4. Set Boundaries
Suppose we have tried all of the preceding steps to no avail. We’re still assaulted with a barrage of homophobic monologues during our visits. The next step is to set boundaries, for ourselves and our sanity, for the aforementioned children exposed to these toxic viewpoints, and for, in this particular example, our LGBTQ friends who may not be present but who would be saddened or hurt by these remarks. We must not allow hatred to fester, and we can do this by telling our relatives statements such as: “I love coming over and visiting you, but these remarks are really starting to make me feel sad/hurt/frustrated/, and I would appreciate if we could talk about something else.” Or, “let’s not spoil this dinner by talking politics!” Or, “In our house, we’ve decided to love and accept everybody equally, and we would appreciate if you would respect this while you’re here.” Doing this takes courage: despite your best intentions and your most gentle demeanour, you may anger or offend your relative (sometimes people are offended because they feel ashamed), but if this is the case, recognize that their reaction is more about themselves than about you. Weigh it out and decide what’s more important to you.
Please leave your racist monologues on the other side of this line.
5. Give an Ultimatum
Generally, I am not a proponent of ultimatums, especially when we are not sincere or serious about them. Often they are used to heighten the drama of a situation without providing a real solution. But supposing we’ve tried all of the other steps here and our relative still decides to be disrespectful, it may be time to pull this out. You can put it in writing; sometimes it’s easier to say something difficult without being interrupted or being at the mercy of our possible lack of verbal proficiency. But there is no one right way to do this. It may look something like this: “I have asked you several times not to do X while we are visiting, because it makes me feel like Y. I feel like if this were to continue, we might have to shorten/call off/eliminate our visits.”
Don’t use this as a template.
6. Distance Yourself
Oh boy, still nothing? We may have to ask ourselves how much our relative really cares about our feelings at this point. Are they saying things to aggravate us because it’s somehow funny to them? Are they showing us any goodwill or respect for our feelings? Even after we’ve explained to them the damage this inflicts on our relationships? If it seems more important to them to have their racist spiels, sexist jokes, homophobic rants, and hateful diatribes, it may be worth asking ourselves a very difficult question: is this the kind of person we want in our lives? This may be painful, but perhaps it is necessary. For example, the lesbian woman who has the aunt that continuously denigrates what she call her “lifestyle choices”, may be making a healthy choice by distancing herself from a person who is consistently hurting her. Again, there is no rules about when and how to do this. What one person tolerates may be different for someone else. But sometimes it can be better to handpick our families and fill them with people who love and support us for who we are.

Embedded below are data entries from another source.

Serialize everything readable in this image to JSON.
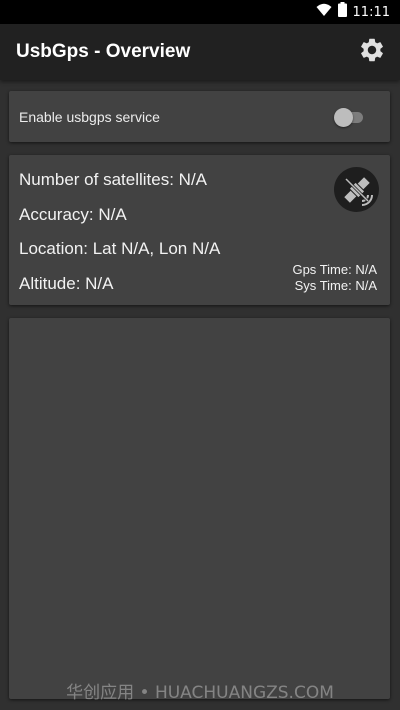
{
  "status_bar": {
    "time": "11:11",
    "icons": [
      "wifi-icon",
      "battery-icon"
    ]
  },
  "app_bar": {
    "title": "UsbGps - Overview",
    "settings_icon": "gear-icon"
  },
  "service": {
    "label": "Enable usbgps service",
    "enabled": false
  },
  "gps_info": {
    "satellites": "Number of satellites: N/A",
    "accuracy": "Accuracy: N/A",
    "location": "Location: Lat N/A, Lon N/A",
    "altitude": "Altitude: N/A",
    "gps_time": "Gps Time: N/A",
    "sys_time": "Sys Time: N/A",
    "status_icon": "satellite-off-icon"
  },
  "watermark": "华创应用 • HUACHUANGZS.COM",
  "colors": {
    "background": "#303030",
    "app_bar": "#212121",
    "card": "#424242",
    "status_bar": "#000000"
  }
}
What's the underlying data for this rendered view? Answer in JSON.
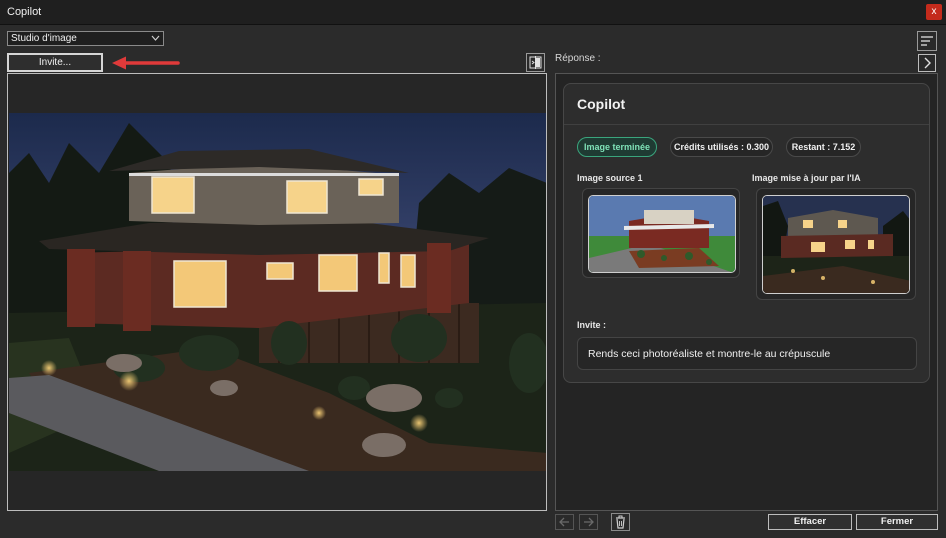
{
  "window": {
    "title": "Copilot",
    "close_glyph": "x"
  },
  "toolbar": {
    "mode_select": {
      "value": "Studio d'image"
    },
    "invite_button": "Invite...",
    "icons": {
      "compare": "compare-icon",
      "menu": "menu-icon",
      "collapse": "chevron-right-icon",
      "arrow": "red-arrow-icon"
    }
  },
  "right": {
    "reponse_label": "Réponse :",
    "card": {
      "title": "Copilot",
      "status": "Image terminée",
      "credits": "Crédits utilisés : 0.300",
      "remaining": "Restant : 7.152",
      "source_label": "Image source 1",
      "updated_label": "Image mise à jour par l'IA",
      "prompt_label": "Invite :",
      "prompt_text": "Rends ceci photoréaliste et montre-le au crépuscule"
    }
  },
  "footer": {
    "clear": "Effacer",
    "close": "Fermer"
  },
  "colors": {
    "accent_green": "#3aa57d",
    "arrow_red": "#e03a3a",
    "close_red": "#c42b1c"
  }
}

Ah, peace at last.
While we will almost always have disagreements and arguments with family members, some of them are more serious than others. We must know ourselves and our own values, and take the appropriate steps to act upon them. Wherever possible, we should seek to promote education and tolerance among those closest to us. We can do this by first considering where they come from, model appropriate behaviour, and correct their mistaken assumptions with facts. When all else fails, we must resort to what is healthiest for ourselves.